In art history books, impressionism is a well-defined school of art and artists, beginning in 1865 with Claude Monet’s exhibition of his painting “Olympia” and peaking in the 1880-1890s in France. Over the next decades artists took the original focus on light, color and “impression” further in “schools” that were called post-impressionism and fauvism. And then in the first years of the 20th century, Pablo Picasso and Georges Braque broke ranks and rules with what is now called cubism, heralded by Picasso’s “Les Demoiselles d’Avignon” (1907) and Braque’s many versions of the violin (1909-1913).
This grand evolution of Western art — impressionism, post-impressionism, fauvism, cubism — that took place from 1865 to 1913 became known to Russian artists who traveled to Paris or visited the galleries of the Russian art collectors. But for Russian artists, exhibition curator Anastasia Vinokurova said, “all those various ‘-isms’ were all part of one grand movement called ‘impressionism’.” And “to the Russian mind, impressionism was freedom. It was a new language that allowed them to break away from the strictures of academic painting, from provincialism,” Ilya Doronchenkov, professor in the art history department of the St. Petersburg European University, told The Moscow Times,
You can get a sense of this from the quotes by the exhibited artists printed on the walls of the exhibition space. Wassily Kandinsky wrote about seeing Claude Monet’s painting of “The Haystack.” He was first irritated that the object was painted so indistinctly. But then he wrote: “I noticed with surprise and confusion that the picture not only gripped me, but etched itself ineradicably in my memory… Painting took on a fairytale power and splendor.”
Andrei Sarabyanov, head of the Center for the Avant-Garde of the Jewish Museum and Tolerance Center and a contributor to the very informative exhibition catalog, stressed that Russian impressionism and French impressionism were two different artistic trends. Russian artists saw almost 30 years of French art all at once, not developed over time, and they also had their own home-grown form of impressionism that was independent of European art – the plein air art of painters such as Isaac Levitan and Vasily Polenov.
“Impressionism,” Sarabyanov said, “was not the end point, but a school that Russian artists went through on their way somewhere else, like going through the fifth grade.” This step took them through light, color, harmony of line and paint to the great leap of the Russian avant-garde.

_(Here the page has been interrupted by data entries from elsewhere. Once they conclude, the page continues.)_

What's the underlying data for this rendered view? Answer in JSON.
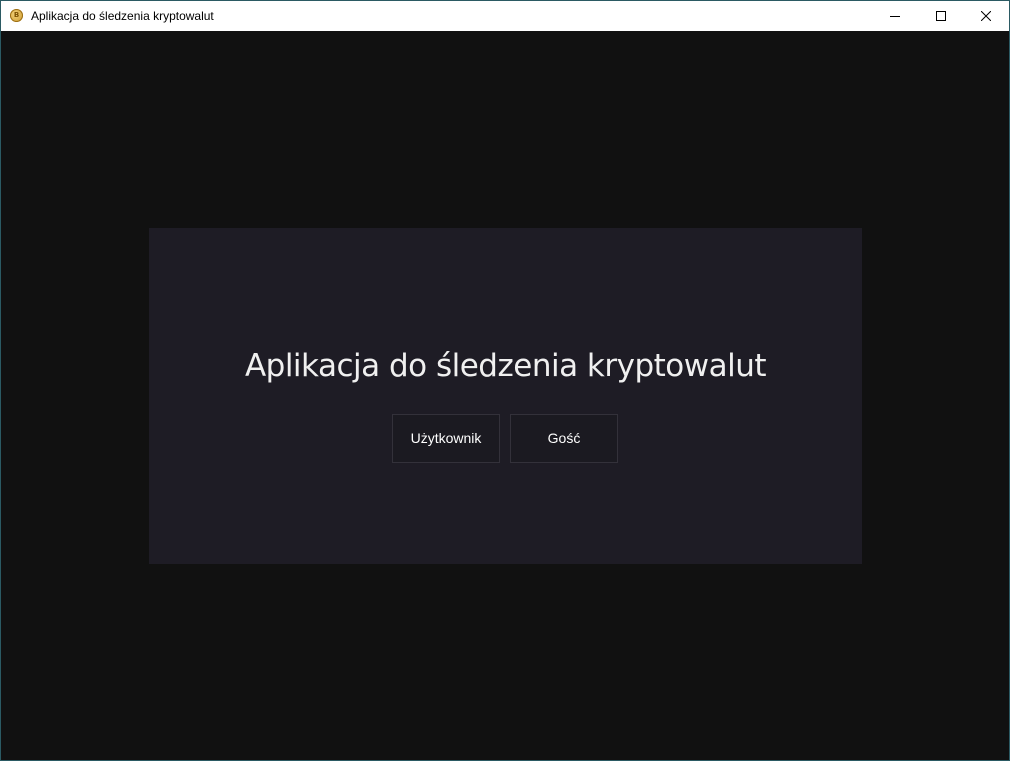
{
  "window": {
    "title": "Aplikacja do śledzenia kryptowalut",
    "icon": "bitcoin-coin-icon",
    "icon_glyph": "B",
    "controls": [
      "minimize-icon",
      "maximize-icon",
      "close-icon"
    ]
  },
  "main": {
    "heading": "Aplikacja do śledzenia kryptowalut",
    "buttons": {
      "user_label": "Użytkownik",
      "guest_label": "Gość"
    }
  },
  "colors": {
    "background": "#111111",
    "panel": "#1e1c25",
    "button": "#1b1a21",
    "button_border": "#33313a",
    "text": "#f0f0f0"
  }
}
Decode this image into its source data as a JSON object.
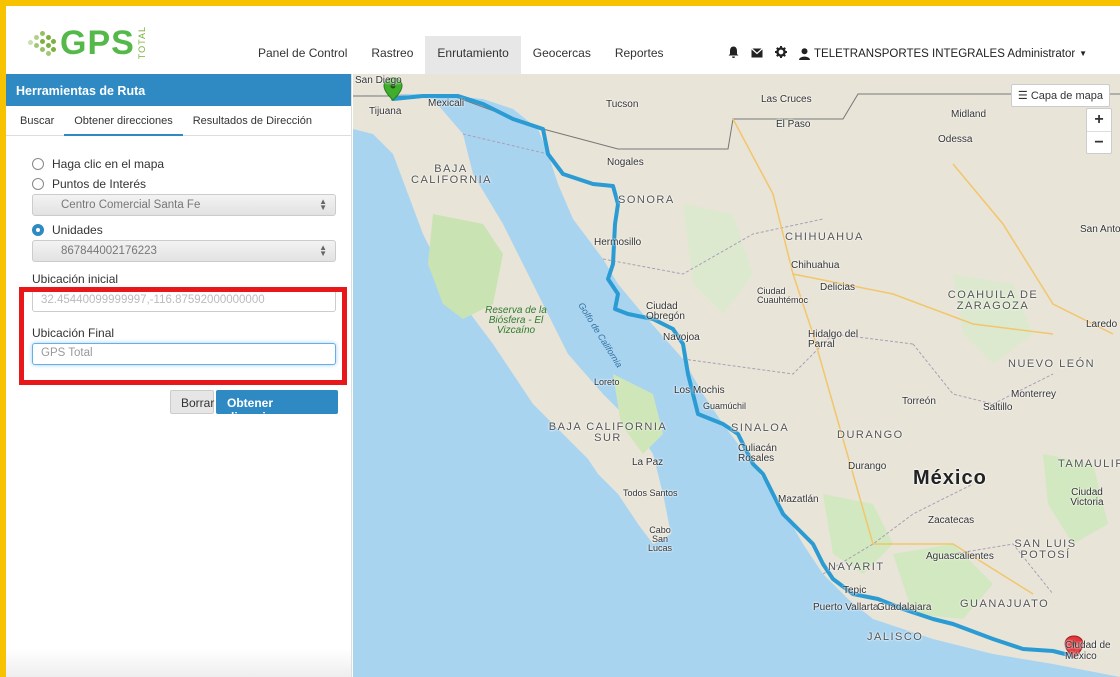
{
  "navbar": {
    "logo_text": "GPS",
    "logo_sub": "TOTAL",
    "items": [
      "Panel de Control",
      "Rastreo",
      "Enrutamiento",
      "Geocercas",
      "Reportes"
    ],
    "active_item": "Enrutamiento",
    "icons": [
      "bell-icon",
      "envelope-icon",
      "gear-icon",
      "user-icon"
    ],
    "user_label": "TELETRANSPORTES INTEGRALES Administrator"
  },
  "sidebar": {
    "title": "Herramientas de Ruta",
    "tabs": [
      "Buscar",
      "Obtener direcciones",
      "Resultados de Dirección"
    ],
    "active_tab": "Obtener direcciones",
    "options": {
      "click_map": "Haga clic en el mapa",
      "poi": "Puntos de Interés",
      "poi_select": "Centro Comercial Santa Fe",
      "units": "Unidades",
      "units_select": "867844002176223",
      "selected": "Unidades"
    },
    "start_label": "Ubicación inicial",
    "start_value": "32.45440099999997,-116.87592000000000",
    "end_label": "Ubicación Final",
    "end_value": "GPS Total",
    "clear_button": "Borrar",
    "submit_button": "Obtener direcciones"
  },
  "map": {
    "layer_button": "Capa de mapa",
    "zoom_in": "+",
    "zoom_out": "−",
    "country": "México",
    "cities": [
      "San Diego",
      "Tijuana",
      "Mexicali",
      "Tucson",
      "Las Cruces",
      "El Paso",
      "Midland",
      "Odessa",
      "Nogales",
      "Hermosillo",
      "Chihuahua",
      "Ciudad Cuauhtémoc",
      "Delicias",
      "San Antonio",
      "Laredo",
      "Ciudad Obregón",
      "Navojoa",
      "Hidalgo del Parral",
      "Los Mochis",
      "Guamúchil",
      "Loreto",
      "La Paz",
      "Todos Santos",
      "Cabo San Lucas",
      "Culiacán Rosales",
      "Torreón",
      "Saltillo",
      "Monterrey",
      "Durango",
      "Mazatlán",
      "Zacatecas",
      "Ciudad Victoria",
      "Aguascalientes",
      "Tepic",
      "Puerto Vallarta",
      "Guadalajara",
      "Ciudad de México"
    ],
    "states": [
      "BAJA CALIFORNIA",
      "SONORA",
      "CHIHUAHUA",
      "COAHUILA DE ZARAGOZA",
      "NUEVO LEÓN",
      "BAJA CALIFORNIA SUR",
      "SINALOA",
      "DURANGO",
      "TAMAULIPAS",
      "SAN LUIS POTOSÍ",
      "NAYARIT",
      "JALISCO",
      "GUANAJUATO"
    ],
    "water": "Golfo de California",
    "park": "Reserva de la Biósfera - El Vizcaíno",
    "route_color": "#2b9bd3"
  }
}
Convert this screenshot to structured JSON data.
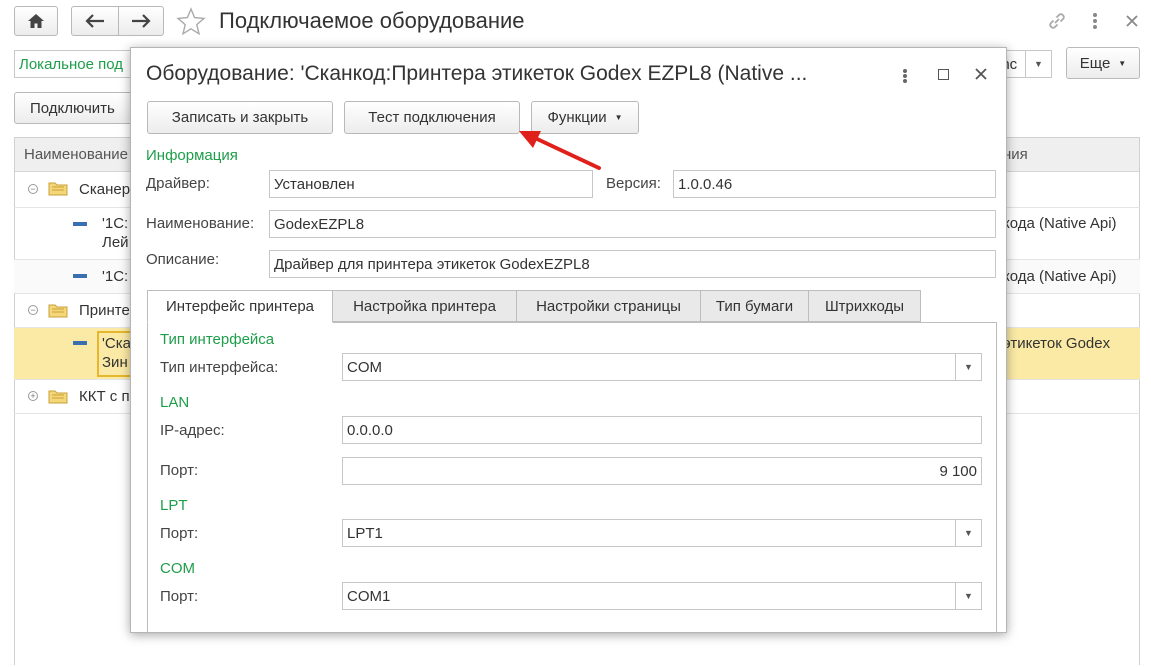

Many avant-garde artists returned to a more impressionistic style in the late 1930s and 1940s. Doronchenkov said that impressionism was for them “a sea, a flood that they could dive into, come out of, and then dive back in.” In the show be sure to see the “Self Portrait” and “Summer Landscape” by Kazimir Malevich (1934 and 1929 respectively), done more than a decade after his supremacist “Black Square.”